EXERCISE REQUIREMENTS
Reply with one number: the count of lines in the listing that contain the string "Concrete".

SOURCE RECORDS Start Marker

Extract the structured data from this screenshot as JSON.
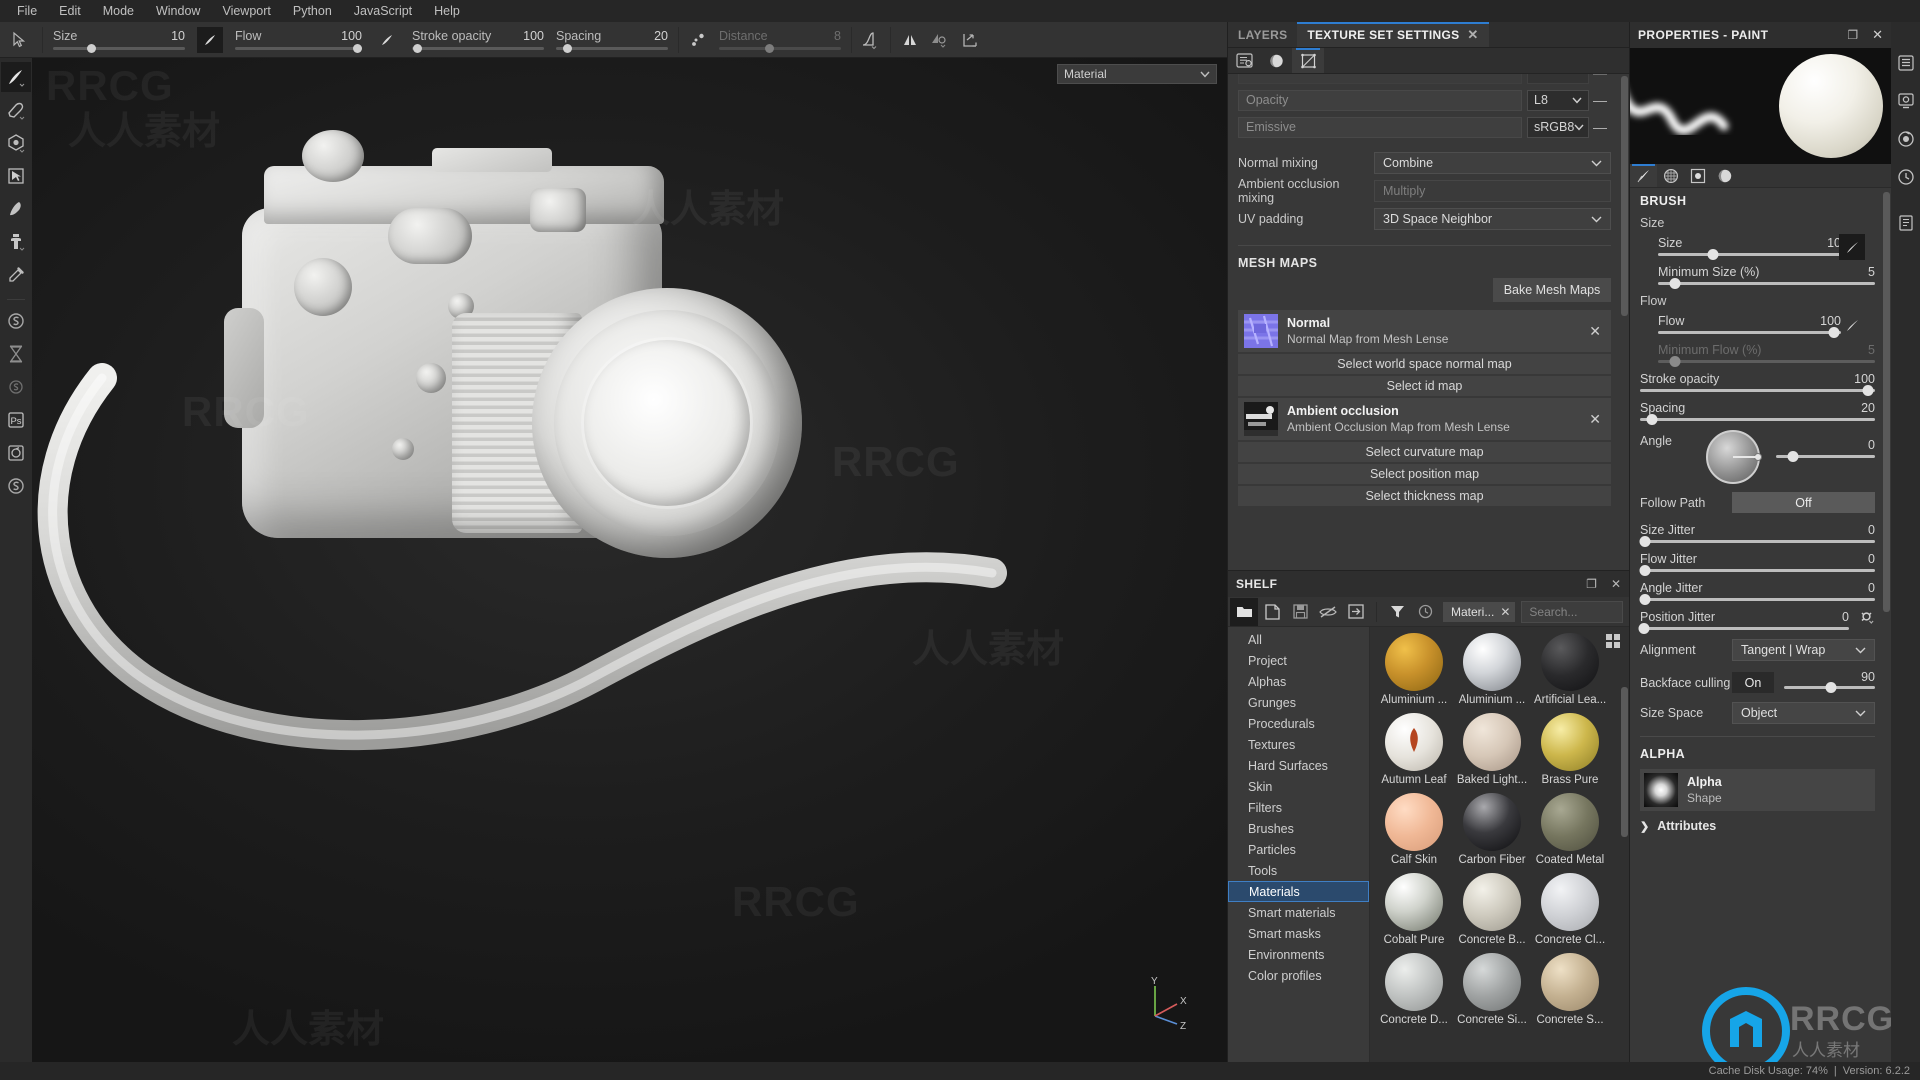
{
  "menu": {
    "items": [
      "File",
      "Edit",
      "Mode",
      "Window",
      "Viewport",
      "Python",
      "JavaScript",
      "Help"
    ]
  },
  "toolbar": {
    "params": [
      {
        "label": "Size",
        "value": "10",
        "fill": 0.28,
        "dim": false
      },
      {
        "label": "Flow",
        "value": "100",
        "fill": 0.96,
        "dim": false
      },
      {
        "label": "Stroke opacity",
        "value": "100",
        "fill": 0.04,
        "dim": false
      },
      {
        "label": "Spacing",
        "value": "20",
        "fill": 0.07,
        "dim": false
      },
      {
        "label": "Distance",
        "value": "8",
        "fill": 0.4,
        "dim": true
      }
    ],
    "icons": [
      "brush-preset-icon",
      "symmetry-icon",
      "symmetry-settings-icon",
      "tiling-icon"
    ],
    "right_icons": [
      "pause-icon",
      "perspective-icon",
      "cube-icon",
      "camera-icon",
      "screenshot-icon"
    ]
  },
  "left_rail": {
    "tools": [
      {
        "name": "paint-brush-tool",
        "active": true
      },
      {
        "name": "eraser-tool",
        "active": false
      },
      {
        "name": "projection-tool",
        "active": false
      },
      {
        "name": "polygon-fill-tool",
        "active": false
      },
      {
        "name": "smudge-tool",
        "active": false
      },
      {
        "name": "clone-tool",
        "active": false
      },
      {
        "name": "color-picker-tool",
        "active": false
      },
      {
        "name": "substance-material-tool",
        "active": false
      },
      {
        "name": "hourglass-tool",
        "active": false
      },
      {
        "name": "substance-effect-tool",
        "active": false
      },
      {
        "name": "photoshop-link-tool",
        "active": false
      },
      {
        "name": "render-iray-tool",
        "active": false
      },
      {
        "name": "substance-bottom-tool",
        "active": false
      }
    ]
  },
  "viewport": {
    "material_select": "Material",
    "axis_labels": {
      "x": "X",
      "y": "Y",
      "z": "Z"
    }
  },
  "texture_set": {
    "tabs": [
      {
        "label": "LAYERS",
        "active": false
      },
      {
        "label": "TEXTURE SET SETTINGS",
        "active": true
      }
    ],
    "close_glyph": "✕",
    "subtabs": [
      "texture-set-settings-icon",
      "shader-settings-icon",
      "uv-settings-icon"
    ],
    "channels": [
      {
        "label": "Opacity",
        "format": "L8"
      },
      {
        "label": "Emissive",
        "format": "sRGB8"
      }
    ],
    "dropdowns": [
      {
        "label": "Normal mixing",
        "value": "Combine",
        "muted": false
      },
      {
        "label": "Ambient occlusion mixing",
        "value": "Multiply",
        "muted": true
      },
      {
        "label": "UV padding",
        "value": "3D Space Neighbor",
        "muted": false
      }
    ],
    "mesh_maps_title": "MESH MAPS",
    "bake_button": "Bake Mesh Maps",
    "maps": [
      {
        "title": "Normal",
        "subtitle": "Normal Map from Mesh Lense",
        "thumb": "normal-map-thumb"
      },
      {
        "title": "Ambient occlusion",
        "subtitle": "Ambient Occlusion Map from Mesh Lense",
        "thumb": "ao-map-thumb"
      }
    ],
    "map_buttons_a": [
      "Select world space normal map",
      "Select id map"
    ],
    "map_buttons_b": [
      "Select curvature map",
      "Select position map",
      "Select thickness map"
    ]
  },
  "shelf": {
    "title": "SHELF",
    "window_glyphs": {
      "restore": "❐",
      "close": "✕"
    },
    "toolbar_icons": [
      "folder-icon",
      "new-file-icon",
      "save-icon",
      "hide-icon",
      "import-icon",
      "filter-icon",
      "clock-icon"
    ],
    "filter_chip": "Materi...",
    "filter_chip_close": "✕",
    "search_placeholder": "Search...",
    "categories": [
      {
        "label": "All",
        "selected": false
      },
      {
        "label": "Project",
        "selected": false
      },
      {
        "label": "Alphas",
        "selected": false
      },
      {
        "label": "Grunges",
        "selected": false
      },
      {
        "label": "Procedurals",
        "selected": false
      },
      {
        "label": "Textures",
        "selected": false
      },
      {
        "label": "Hard Surfaces",
        "selected": false
      },
      {
        "label": "Skin",
        "selected": false
      },
      {
        "label": "Filters",
        "selected": false
      },
      {
        "label": "Brushes",
        "selected": false
      },
      {
        "label": "Particles",
        "selected": false
      },
      {
        "label": "Tools",
        "selected": false
      },
      {
        "label": "Materials",
        "selected": true
      },
      {
        "label": "Smart materials",
        "selected": false
      },
      {
        "label": "Smart masks",
        "selected": false
      },
      {
        "label": "Environments",
        "selected": false
      },
      {
        "label": "Color profiles",
        "selected": false
      }
    ],
    "materials": [
      {
        "label": "Aluminium ...",
        "color1": "#f0c04a",
        "color2": "#8a6412",
        "dots": true
      },
      {
        "label": "Aluminium ...",
        "color1": "#e9eaec",
        "color2": "#7b7f85",
        "dots": false
      },
      {
        "label": "Artificial Lea...",
        "color1": "#3a3a3c",
        "color2": "#111113",
        "dots": false
      },
      {
        "label": "Autumn Leaf",
        "color1": "#f2f0ec",
        "color2": "#b9b3a8",
        "dots": true
      },
      {
        "label": "Baked Light...",
        "color1": "#ded1c4",
        "color2": "#a59384",
        "dots": false
      },
      {
        "label": "Brass Pure",
        "color1": "#e9d884",
        "color2": "#8c7c25",
        "dots": false
      },
      {
        "label": "Calf Skin",
        "color1": "#f3c4a6",
        "color2": "#d79b78",
        "dots": false
      },
      {
        "label": "Carbon Fiber",
        "color1": "#6d6d70",
        "color2": "#0c0c0e",
        "dots": true
      },
      {
        "label": "Coated Metal",
        "color1": "#8d8d78",
        "color2": "#4e4e3e",
        "dots": true
      },
      {
        "label": "Cobalt Pure",
        "color1": "#e6e8e4",
        "color2": "#6f7468",
        "dots": false
      },
      {
        "label": "Concrete B...",
        "color1": "#e0ded6",
        "color2": "#9b978c",
        "dots": true
      },
      {
        "label": "Concrete Cl...",
        "color1": "#e5e6e8",
        "color2": "#a7a9ad",
        "dots": true
      },
      {
        "label": "Concrete D...",
        "color1": "#d6d8d6",
        "color2": "#8f9291",
        "dots": true
      },
      {
        "label": "Concrete Si...",
        "color1": "#bdc0c0",
        "color2": "#6f7272",
        "dots": true
      },
      {
        "label": "Concrete S...",
        "color1": "#d9c8ad",
        "color2": "#9a876a",
        "dots": true
      }
    ]
  },
  "properties": {
    "title": "PROPERTIES - PAINT",
    "window_glyphs": {
      "float": "❐",
      "close": "✕"
    },
    "preview_tabs": [
      "brush-preview-tab",
      "grid-preview-tab",
      "alpha-preview-tab",
      "material-preview-tab"
    ],
    "brush_section": "BRUSH",
    "size_group": "Size",
    "flow_group": "Flow",
    "controls": [
      {
        "name": "size",
        "label": "Size",
        "value": "10",
        "fill": 0.3,
        "dim": false,
        "indent": true,
        "chip": true
      },
      {
        "name": "minimum-size",
        "label": "Minimum Size (%)",
        "value": "5",
        "fill": 0.08,
        "dim": false,
        "indent": true,
        "chip": false
      },
      {
        "name": "flow",
        "label": "Flow",
        "value": "100",
        "fill": 0.96,
        "dim": false,
        "indent": true,
        "chip": true
      },
      {
        "name": "minimum-flow",
        "label": "Minimum Flow (%)",
        "value": "5",
        "fill": 0.08,
        "dim": true,
        "indent": true,
        "chip": false
      },
      {
        "name": "stroke-opacity",
        "label": "Stroke opacity",
        "value": "100",
        "fill": 0.97,
        "dim": false,
        "indent": false,
        "chip": false
      },
      {
        "name": "spacing",
        "label": "Spacing",
        "value": "20",
        "fill": 0.05,
        "dim": false,
        "indent": false,
        "chip": false
      }
    ],
    "angle": {
      "label": "Angle",
      "value": "0",
      "fill": 0.17
    },
    "follow_path": {
      "label": "Follow Path",
      "value": "Off"
    },
    "jitters": [
      {
        "label": "Size Jitter",
        "value": "0",
        "fill": 0.02
      },
      {
        "label": "Flow Jitter",
        "value": "0",
        "fill": 0.02
      },
      {
        "label": "Angle Jitter",
        "value": "0",
        "fill": 0.02
      },
      {
        "label": "Position Jitter",
        "value": "0",
        "fill": 0.02
      }
    ],
    "alignment": {
      "label": "Alignment",
      "value": "Tangent | Wrap"
    },
    "backface": {
      "label": "Backface culling",
      "toggle": "On",
      "value": "90",
      "fill": 0.52
    },
    "size_space": {
      "label": "Size Space",
      "value": "Object"
    },
    "alpha_section": "ALPHA",
    "alpha_card": {
      "title": "Alpha",
      "subtitle": "Shape"
    },
    "attributes": {
      "label": "Attributes",
      "chevron": "❯"
    }
  },
  "far_rail": {
    "icons": [
      "list-icon",
      "gear-display-icon",
      "iray-render-icon",
      "history-icon",
      "log-icon"
    ]
  },
  "status": {
    "cache": "Cache Disk Usage:  74%",
    "separator": "|",
    "version": "Version: 6.2.2"
  },
  "watermarks": {
    "brand": "RRCG",
    "cn": "人人素材"
  }
}
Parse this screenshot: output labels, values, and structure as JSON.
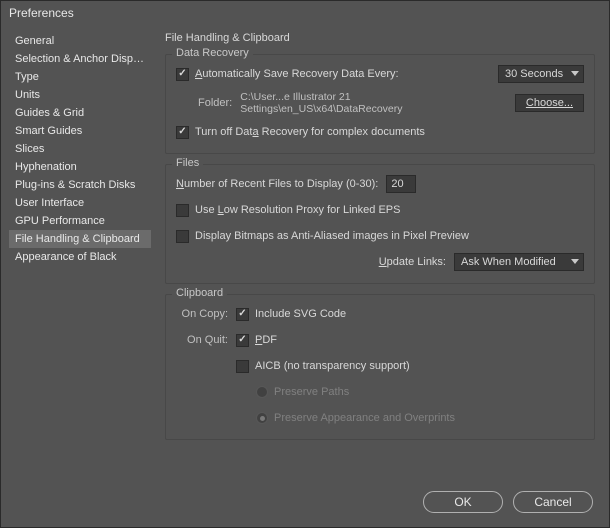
{
  "window": {
    "title": "Preferences"
  },
  "sidebar": {
    "items": [
      "General",
      "Selection & Anchor Display",
      "Type",
      "Units",
      "Guides & Grid",
      "Smart Guides",
      "Slices",
      "Hyphenation",
      "Plug-ins & Scratch Disks",
      "User Interface",
      "GPU Performance",
      "File Handling & Clipboard",
      "Appearance of Black"
    ],
    "selected": 11
  },
  "main": {
    "title": "File Handling & Clipboard",
    "data_recovery": {
      "legend": "Data Recovery",
      "auto_save_pre": "A",
      "auto_save_post": "utomatically Save Recovery Data Every:",
      "interval": "30 Seconds",
      "folder_label": "Folder:",
      "folder_path": "C:\\User...e Illustrator 21 Settings\\en_US\\x64\\DataRecovery",
      "choose_pre": "Ch",
      "choose_u": "o",
      "choose_post": "ose...",
      "turnoff_pre": "Turn off Dat",
      "turnoff_u": "a",
      "turnoff_post": " Recovery for complex documents"
    },
    "files": {
      "legend": "Files",
      "recent_pre": "N",
      "recent_post": "umber of Recent Files to Display (0-30):",
      "recent_val": "20",
      "lowres_pre": "Use ",
      "lowres_u": "L",
      "lowres_post": "ow Resolution Proxy for Linked EPS",
      "bitmaps": "Display Bitmaps as Anti-Aliased images in Pixel Preview",
      "update_pre": "U",
      "update_post": "pdate Links:",
      "update_val": "Ask When Modified"
    },
    "clipboard": {
      "legend": "Clipboard",
      "on_copy": "On Copy:",
      "include_svg": "Include SVG Code",
      "on_quit": "On Quit:",
      "pdf_u": "P",
      "pdf_post": "DF",
      "aicb": "AICB (no transparency support)",
      "preserve_paths": "Preserve Paths",
      "preserve_appearance": "Preserve Appearance and Overprints"
    }
  },
  "footer": {
    "ok": "OK",
    "cancel": "Cancel"
  }
}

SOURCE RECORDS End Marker

FINAL ANSWER
5